■ DATA TO EXAMINE ■
──────────────────────────────

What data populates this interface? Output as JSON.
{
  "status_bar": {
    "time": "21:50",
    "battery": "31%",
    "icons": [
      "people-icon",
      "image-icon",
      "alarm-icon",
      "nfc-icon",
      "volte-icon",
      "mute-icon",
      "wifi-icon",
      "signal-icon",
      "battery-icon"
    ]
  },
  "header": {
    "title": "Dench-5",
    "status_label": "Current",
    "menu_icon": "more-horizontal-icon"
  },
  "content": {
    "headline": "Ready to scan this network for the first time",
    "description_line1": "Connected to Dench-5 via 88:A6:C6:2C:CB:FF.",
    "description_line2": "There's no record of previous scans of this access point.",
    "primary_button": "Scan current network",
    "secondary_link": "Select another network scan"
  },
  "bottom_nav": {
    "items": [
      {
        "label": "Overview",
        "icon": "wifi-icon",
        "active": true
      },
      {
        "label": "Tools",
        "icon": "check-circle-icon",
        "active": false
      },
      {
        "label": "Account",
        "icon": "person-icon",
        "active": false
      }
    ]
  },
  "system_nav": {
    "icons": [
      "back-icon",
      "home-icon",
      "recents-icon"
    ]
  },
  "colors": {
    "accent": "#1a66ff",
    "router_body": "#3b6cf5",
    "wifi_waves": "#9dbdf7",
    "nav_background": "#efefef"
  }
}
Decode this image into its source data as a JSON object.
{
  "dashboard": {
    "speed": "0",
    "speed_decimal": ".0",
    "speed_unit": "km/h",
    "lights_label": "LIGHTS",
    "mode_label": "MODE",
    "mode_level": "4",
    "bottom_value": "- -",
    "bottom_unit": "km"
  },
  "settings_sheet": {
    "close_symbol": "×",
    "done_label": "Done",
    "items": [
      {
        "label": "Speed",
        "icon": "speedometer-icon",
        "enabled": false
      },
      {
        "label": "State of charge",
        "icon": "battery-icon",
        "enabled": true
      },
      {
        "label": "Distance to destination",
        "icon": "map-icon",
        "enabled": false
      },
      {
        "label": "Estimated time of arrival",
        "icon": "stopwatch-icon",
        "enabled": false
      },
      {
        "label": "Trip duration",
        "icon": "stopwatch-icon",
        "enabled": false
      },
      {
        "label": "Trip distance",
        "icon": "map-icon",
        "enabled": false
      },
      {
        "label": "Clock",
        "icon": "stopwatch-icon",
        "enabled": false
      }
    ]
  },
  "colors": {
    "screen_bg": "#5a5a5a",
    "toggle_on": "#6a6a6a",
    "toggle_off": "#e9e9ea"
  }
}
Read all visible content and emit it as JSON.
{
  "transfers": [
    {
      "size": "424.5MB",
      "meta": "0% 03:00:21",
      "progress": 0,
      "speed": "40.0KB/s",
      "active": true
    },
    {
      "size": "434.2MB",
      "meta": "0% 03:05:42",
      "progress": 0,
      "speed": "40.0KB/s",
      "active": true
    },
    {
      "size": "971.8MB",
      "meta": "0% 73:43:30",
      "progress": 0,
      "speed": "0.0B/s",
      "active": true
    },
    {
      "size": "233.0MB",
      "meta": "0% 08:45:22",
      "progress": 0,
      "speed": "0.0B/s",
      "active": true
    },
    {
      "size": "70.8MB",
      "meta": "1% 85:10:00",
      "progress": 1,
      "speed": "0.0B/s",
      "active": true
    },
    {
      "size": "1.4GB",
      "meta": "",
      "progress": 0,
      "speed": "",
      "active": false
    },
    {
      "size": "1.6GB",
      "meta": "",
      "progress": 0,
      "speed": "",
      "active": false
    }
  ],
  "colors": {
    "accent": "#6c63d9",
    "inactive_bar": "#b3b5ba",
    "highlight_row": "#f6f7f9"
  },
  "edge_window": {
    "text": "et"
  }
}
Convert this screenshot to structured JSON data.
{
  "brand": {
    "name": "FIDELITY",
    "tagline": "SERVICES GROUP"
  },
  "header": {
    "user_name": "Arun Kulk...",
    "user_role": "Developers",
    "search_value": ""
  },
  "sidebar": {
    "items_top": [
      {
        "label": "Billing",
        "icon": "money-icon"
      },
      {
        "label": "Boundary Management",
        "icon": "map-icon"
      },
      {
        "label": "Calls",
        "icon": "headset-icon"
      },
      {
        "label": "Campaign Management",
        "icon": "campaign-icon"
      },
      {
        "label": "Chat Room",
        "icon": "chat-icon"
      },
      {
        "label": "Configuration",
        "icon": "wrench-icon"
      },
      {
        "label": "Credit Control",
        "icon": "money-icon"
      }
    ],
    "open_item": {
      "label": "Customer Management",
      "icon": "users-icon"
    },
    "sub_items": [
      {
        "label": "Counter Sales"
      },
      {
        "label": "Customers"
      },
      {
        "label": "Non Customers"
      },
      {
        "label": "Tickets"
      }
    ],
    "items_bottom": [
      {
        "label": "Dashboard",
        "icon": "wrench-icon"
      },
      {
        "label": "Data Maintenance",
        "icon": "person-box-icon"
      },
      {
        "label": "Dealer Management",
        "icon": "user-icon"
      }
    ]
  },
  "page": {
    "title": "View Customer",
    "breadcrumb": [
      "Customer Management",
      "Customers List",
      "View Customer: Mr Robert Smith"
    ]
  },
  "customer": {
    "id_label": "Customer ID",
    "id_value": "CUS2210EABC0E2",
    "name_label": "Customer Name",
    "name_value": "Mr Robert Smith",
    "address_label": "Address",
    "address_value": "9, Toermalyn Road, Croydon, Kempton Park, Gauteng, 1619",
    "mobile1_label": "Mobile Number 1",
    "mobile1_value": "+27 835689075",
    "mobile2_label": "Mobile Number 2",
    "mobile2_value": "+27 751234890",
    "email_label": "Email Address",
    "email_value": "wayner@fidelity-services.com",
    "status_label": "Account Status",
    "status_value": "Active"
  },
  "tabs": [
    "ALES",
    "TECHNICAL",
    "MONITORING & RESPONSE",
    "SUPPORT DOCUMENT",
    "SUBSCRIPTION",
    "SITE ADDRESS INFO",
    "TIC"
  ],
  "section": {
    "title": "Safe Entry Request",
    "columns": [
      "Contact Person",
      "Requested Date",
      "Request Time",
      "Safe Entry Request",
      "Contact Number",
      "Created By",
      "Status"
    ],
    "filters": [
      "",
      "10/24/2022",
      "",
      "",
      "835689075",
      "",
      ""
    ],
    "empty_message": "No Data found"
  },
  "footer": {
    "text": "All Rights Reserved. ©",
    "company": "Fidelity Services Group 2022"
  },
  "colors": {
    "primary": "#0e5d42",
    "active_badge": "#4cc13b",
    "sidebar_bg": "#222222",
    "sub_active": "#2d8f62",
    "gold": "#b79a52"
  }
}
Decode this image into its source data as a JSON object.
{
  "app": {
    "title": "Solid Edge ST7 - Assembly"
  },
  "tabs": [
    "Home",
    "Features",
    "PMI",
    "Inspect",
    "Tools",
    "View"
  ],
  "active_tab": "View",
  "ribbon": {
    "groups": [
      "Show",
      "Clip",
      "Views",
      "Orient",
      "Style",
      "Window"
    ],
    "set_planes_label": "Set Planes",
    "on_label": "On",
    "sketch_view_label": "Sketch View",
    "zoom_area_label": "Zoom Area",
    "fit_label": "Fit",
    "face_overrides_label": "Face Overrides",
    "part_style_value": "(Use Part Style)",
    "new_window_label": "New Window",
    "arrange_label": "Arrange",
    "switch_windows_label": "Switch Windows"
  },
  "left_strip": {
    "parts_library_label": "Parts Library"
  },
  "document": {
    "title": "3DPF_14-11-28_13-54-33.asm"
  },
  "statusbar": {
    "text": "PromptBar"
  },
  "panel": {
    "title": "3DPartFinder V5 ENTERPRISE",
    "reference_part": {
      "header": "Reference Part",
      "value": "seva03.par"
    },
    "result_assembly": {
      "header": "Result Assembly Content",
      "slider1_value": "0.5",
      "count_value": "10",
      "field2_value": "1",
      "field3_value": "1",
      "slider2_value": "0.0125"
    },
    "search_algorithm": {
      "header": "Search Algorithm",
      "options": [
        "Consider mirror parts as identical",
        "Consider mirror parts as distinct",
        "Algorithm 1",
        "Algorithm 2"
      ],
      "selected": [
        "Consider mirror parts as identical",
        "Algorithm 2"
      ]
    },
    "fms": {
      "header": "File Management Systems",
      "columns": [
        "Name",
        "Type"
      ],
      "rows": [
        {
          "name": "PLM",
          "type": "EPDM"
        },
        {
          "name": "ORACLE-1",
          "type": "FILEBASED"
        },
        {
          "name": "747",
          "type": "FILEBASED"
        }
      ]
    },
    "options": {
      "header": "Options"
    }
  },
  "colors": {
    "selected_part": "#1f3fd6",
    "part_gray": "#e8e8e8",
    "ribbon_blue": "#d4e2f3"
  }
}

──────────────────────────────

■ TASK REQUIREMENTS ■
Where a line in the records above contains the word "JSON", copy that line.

■ RESULT OF THIS TASK ■
What data populates this interface? Output as JSON.
Decode this image into its source data as a JSON object.
Read all visible content and emit it as JSON.
Convert this screenshot to structured JSON data.
Decode this image into its source data as a JSON object.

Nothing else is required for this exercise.